Translation requirements depend a lot on the function the text will perform, and let me tell you two stories to illustrate.
Some time ago there was no machine translation available, so translators were the only people who could give hope or discourage. I remember a young man rushing to me with staring eyes to give me a letter: “Could you please read and tell me if I got the grant or not?” I did not need to translate anything – just to say Yes or No. And he got that grant indeed!
The speed was the highest in this case.
The second story is based on communication with the customer. He had a special way of referring to the quality he needed that stuck in my memory: “You know, I need a marketing translation, and the text is a very important communication instrument. In the end, I want… (he started fidgeting on the chair, and then blurted out) – you know, it’s like sex. The customer should want my services after reading my offer, like a woman that got a really special letter.
It took me a long time to produce the desired piece, but the result was worth it. And there was no need to hurry here: quality of a special kind was set as a priority, and we agreed on quite a high fee for that.
So, what average speed can you expect?
As I said earlier, a translator cannot do more than 3,000 words a day without the risk of being too tired the next day, so you can count on 2,500 words a day if you need just a translation. And this applies to a more or less standard document, with average complexity and average good quality needed.
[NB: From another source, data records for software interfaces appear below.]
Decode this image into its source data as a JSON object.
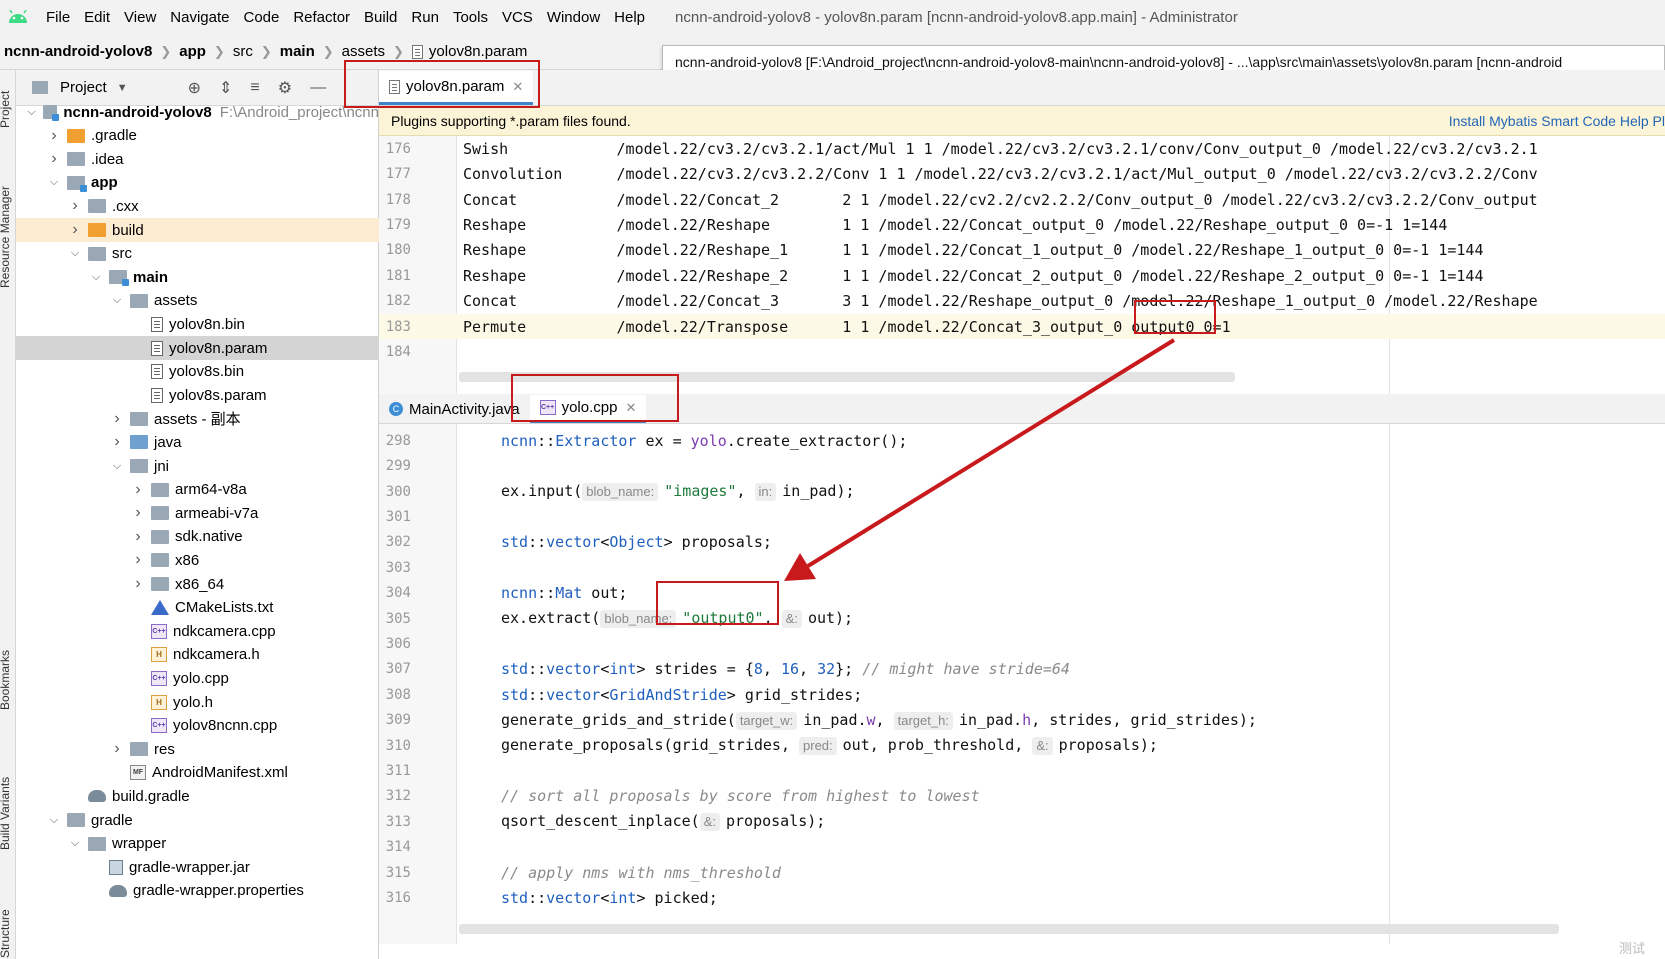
{
  "menubar": {
    "items": [
      "File",
      "Edit",
      "View",
      "Navigate",
      "Code",
      "Refactor",
      "Build",
      "Run",
      "Tools",
      "VCS",
      "Window",
      "Help"
    ],
    "window_title": "ncnn-android-yolov8 - yolov8n.param [ncnn-android-yolov8.app.main] - Administrator"
  },
  "breadcrumb": {
    "items": [
      "ncnn-android-yolov8",
      "app",
      "src",
      "main",
      "assets",
      "yolov8n.param"
    ]
  },
  "tooltip": {
    "text": "ncnn-android-yolov8 [F:\\Android_project\\ncnn-android-yolov8-main\\ncnn-android-yolov8] - ...\\app\\src\\main\\assets\\yolov8n.param [ncnn-android"
  },
  "left_strip": {
    "tabs": [
      "Project",
      "Resource Manager",
      "Bookmarks",
      "Build Variants",
      "Structure"
    ]
  },
  "project_panel": {
    "title": "Project",
    "tree": [
      {
        "label": "ncnn-android-yolov8",
        "extra": "F:\\Android_project\\ncnn",
        "depth": 0,
        "arrow": "open",
        "icon": "module-folder",
        "bold": true
      },
      {
        "label": ".gradle",
        "depth": 1,
        "arrow": "closed",
        "icon": "folder-orange"
      },
      {
        "label": ".idea",
        "depth": 1,
        "arrow": "closed",
        "icon": "folder"
      },
      {
        "label": "app",
        "depth": 1,
        "arrow": "open",
        "icon": "module-folder",
        "bold": true
      },
      {
        "label": ".cxx",
        "depth": 2,
        "arrow": "closed",
        "icon": "folder"
      },
      {
        "label": "build",
        "depth": 2,
        "arrow": "closed",
        "icon": "folder-orange",
        "excluded": true
      },
      {
        "label": "src",
        "depth": 2,
        "arrow": "open",
        "icon": "folder"
      },
      {
        "label": "main",
        "depth": 3,
        "arrow": "open",
        "icon": "module-folder",
        "bold": true
      },
      {
        "label": "assets",
        "depth": 4,
        "arrow": "open",
        "icon": "folder"
      },
      {
        "label": "yolov8n.bin",
        "depth": 5,
        "arrow": "none",
        "icon": "file"
      },
      {
        "label": "yolov8n.param",
        "depth": 5,
        "arrow": "none",
        "icon": "file",
        "selected": true
      },
      {
        "label": "yolov8s.bin",
        "depth": 5,
        "arrow": "none",
        "icon": "file"
      },
      {
        "label": "yolov8s.param",
        "depth": 5,
        "arrow": "none",
        "icon": "file"
      },
      {
        "label": "assets - 副本",
        "depth": 4,
        "arrow": "closed",
        "icon": "folder"
      },
      {
        "label": "java",
        "depth": 4,
        "arrow": "closed",
        "icon": "folder-blue"
      },
      {
        "label": "jni",
        "depth": 4,
        "arrow": "open",
        "icon": "folder"
      },
      {
        "label": "arm64-v8a",
        "depth": 5,
        "arrow": "closed",
        "icon": "folder"
      },
      {
        "label": "armeabi-v7a",
        "depth": 5,
        "arrow": "closed",
        "icon": "folder"
      },
      {
        "label": "sdk.native",
        "depth": 5,
        "arrow": "closed",
        "icon": "folder"
      },
      {
        "label": "x86",
        "depth": 5,
        "arrow": "closed",
        "icon": "folder"
      },
      {
        "label": "x86_64",
        "depth": 5,
        "arrow": "closed",
        "icon": "folder"
      },
      {
        "label": "CMakeLists.txt",
        "depth": 5,
        "arrow": "none",
        "icon": "cmake"
      },
      {
        "label": "ndkcamera.cpp",
        "depth": 5,
        "arrow": "none",
        "icon": "cpp"
      },
      {
        "label": "ndkcamera.h",
        "depth": 5,
        "arrow": "none",
        "icon": "h"
      },
      {
        "label": "yolo.cpp",
        "depth": 5,
        "arrow": "none",
        "icon": "cpp"
      },
      {
        "label": "yolo.h",
        "depth": 5,
        "arrow": "none",
        "icon": "h"
      },
      {
        "label": "yolov8ncnn.cpp",
        "depth": 5,
        "arrow": "none",
        "icon": "cpp"
      },
      {
        "label": "res",
        "depth": 4,
        "arrow": "closed",
        "icon": "folder"
      },
      {
        "label": "AndroidManifest.xml",
        "depth": 4,
        "arrow": "none",
        "icon": "mf"
      },
      {
        "label": "build.gradle",
        "depth": 2,
        "arrow": "none",
        "icon": "gradle"
      },
      {
        "label": "gradle",
        "depth": 1,
        "arrow": "open",
        "icon": "folder"
      },
      {
        "label": "wrapper",
        "depth": 2,
        "arrow": "open",
        "icon": "folder"
      },
      {
        "label": "gradle-wrapper.jar",
        "depth": 3,
        "arrow": "none",
        "icon": "jar"
      },
      {
        "label": "gradle-wrapper.properties",
        "depth": 3,
        "arrow": "none",
        "icon": "gradle"
      }
    ]
  },
  "top_editor": {
    "tab_label": "yolov8n.param",
    "banner_text": "Plugins supporting *.param files found.",
    "banner_link": "Install Mybatis Smart Code Help Pl",
    "lines": [
      {
        "no": "176",
        "text": "Swish            /model.22/cv3.2/cv3.2.1/act/Mul 1 1 /model.22/cv3.2/cv3.2.1/conv/Conv_output_0 /model.22/cv3.2/cv3.2.1"
      },
      {
        "no": "177",
        "text": "Convolution      /model.22/cv3.2/cv3.2.2/Conv 1 1 /model.22/cv3.2/cv3.2.1/act/Mul_output_0 /model.22/cv3.2/cv3.2.2/Conv"
      },
      {
        "no": "178",
        "text": "Concat           /model.22/Concat_2       2 1 /model.22/cv2.2/cv2.2.2/Conv_output_0 /model.22/cv3.2/cv3.2.2/Conv_output"
      },
      {
        "no": "179",
        "text": "Reshape          /model.22/Reshape        1 1 /model.22/Concat_output_0 /model.22/Reshape_output_0 0=-1 1=144"
      },
      {
        "no": "180",
        "text": "Reshape          /model.22/Reshape_1      1 1 /model.22/Concat_1_output_0 /model.22/Reshape_1_output_0 0=-1 1=144"
      },
      {
        "no": "181",
        "text": "Reshape          /model.22/Reshape_2      1 1 /model.22/Concat_2_output_0 /model.22/Reshape_2_output_0 0=-1 1=144"
      },
      {
        "no": "182",
        "text": "Concat           /model.22/Concat_3       3 1 /model.22/Reshape_output_0 /model.22/Reshape_1_output_0 /model.22/Reshape"
      },
      {
        "no": "183",
        "text": "Permute          /model.22/Transpose      1 1 /model.22/Concat_3_output_0 output0 0=1"
      },
      {
        "no": "184",
        "text": ""
      }
    ]
  },
  "bottom_editor": {
    "tabs": [
      {
        "label": "MainActivity.java",
        "active": false
      },
      {
        "label": "yolo.cpp",
        "active": true
      }
    ],
    "line_numbers": [
      "298",
      "299",
      "300",
      "301",
      "302",
      "303",
      "304",
      "305",
      "306",
      "307",
      "308",
      "309",
      "310",
      "311",
      "312",
      "313",
      "314",
      "315",
      "316"
    ],
    "code": {
      "l298_a": "ncnn",
      "l298_b": "::",
      "l298_c": "Extractor",
      "l298_d": " ex = ",
      "l298_e": "yolo",
      "l298_f": ".create_extractor();",
      "l300_a": "ex.input(",
      "l300_hint1": "blob_name:",
      "l300_str": "\"images\"",
      "l300_b": ", ",
      "l300_hint2": "in:",
      "l300_c": "in_pad);",
      "l302_a": "std",
      "l302_b": "::",
      "l302_c": "vector",
      "l302_d": "<",
      "l302_e": "Object",
      "l302_f": "> proposals;",
      "l304_a": "ncnn",
      "l304_b": "::",
      "l304_c": "Mat",
      "l304_d": " out;",
      "l305_a": "ex.extract(",
      "l305_hint1": "blob_name:",
      "l305_str": "\"output0\"",
      "l305_b": ", ",
      "l305_hint2": "&:",
      "l305_c": "out);",
      "l307_a": "std",
      "l307_b": "::",
      "l307_c": "vector",
      "l307_d": "<",
      "l307_e": "int",
      "l307_f": "> strides = {",
      "l307_n1": "8",
      "l307_g": ", ",
      "l307_n2": "16",
      "l307_h": ", ",
      "l307_n3": "32",
      "l307_i": "}; ",
      "l307_cmt": "// might have stride=64",
      "l308_a": "std",
      "l308_b": "::",
      "l308_c": "vector",
      "l308_d": "<",
      "l308_e": "GridAndStride",
      "l308_f": "> grid_strides;",
      "l309_a": "generate_grids_and_stride(",
      "l309_hint1": "target_w:",
      "l309_b": "in_pad.",
      "l309_w": "w",
      "l309_c": ", ",
      "l309_hint2": "target_h:",
      "l309_d": "in_pad.",
      "l309_h": "h",
      "l309_e": ", strides, grid_strides);",
      "l310_a": "generate_proposals(grid_strides, ",
      "l310_hint1": "pred:",
      "l310_b": "out, prob_threshold, ",
      "l310_hint2": "&:",
      "l310_c": "proposals);",
      "l312_cmt": "// sort all proposals by score from highest to lowest",
      "l313_a": "qsort_descent_inplace(",
      "l313_hint": "&:",
      "l313_b": "proposals);",
      "l315_cmt": "// apply nms with nms_threshold",
      "l316_a": "std",
      "l316_b": "::",
      "l316_c": "vector",
      "l316_d": "<",
      "l316_e": "int",
      "l316_f": "> picked;"
    }
  },
  "colors": {
    "annotation_red": "#c8191c",
    "accent_blue": "#4083c9",
    "banner_bg": "#fbf4d6"
  },
  "watermark": "测试"
}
If we are talking about a book, no professional will tell you the exact terms. This is a sensitive area that needs stylistic somersaults, research, and sometimes even the muse. And there is a subjective criterion, too: the translator should fall in love with your book – or at least like it! My experience shows that this mindset yields the highest results – and the fastest ones, too.
And still – are there any ways to get quick results?
Of course. There is time for a muse, and there is time for business. Translation agencies usually resort to the methods below to speed up the delivery:
A CAT tool is indispensable as you don’t need to read a lot of the customer’s documentation before you start translating. You can distribute the translation memory and term base to all experts engaged in the project to make their work easier and more consistent.
If high quality is the key, the editor may have a hard time reconciling the pieces delivered by different translators. However, a shared memory speeds up the process considerably: all translators have access to each other’s work in real time and can even communicate on the issues that arise. And this is the gold standard of work that good agencies adhere to.
A project may be given to a team supervised by a chief translator or editor, and this is a format that helps deliver good-quality translations.
Understanding the target audience
Customers who order just a translation, without giving additional information on the purpose of the text, are making a mistake. The tone and simplicity of the piece may sometimes be just as important as the facts, and it will be easier for the translator to do the work with a particular audience in mind. And the speed may be affected, too!
Speed and quality are the traditional pillars that every industry relies on, and the translation industry is no exception. We hope this article helped you to better understand why each agency assesses the text carefully before discussing any particular terms, and you can now make your own rough evaluation as well.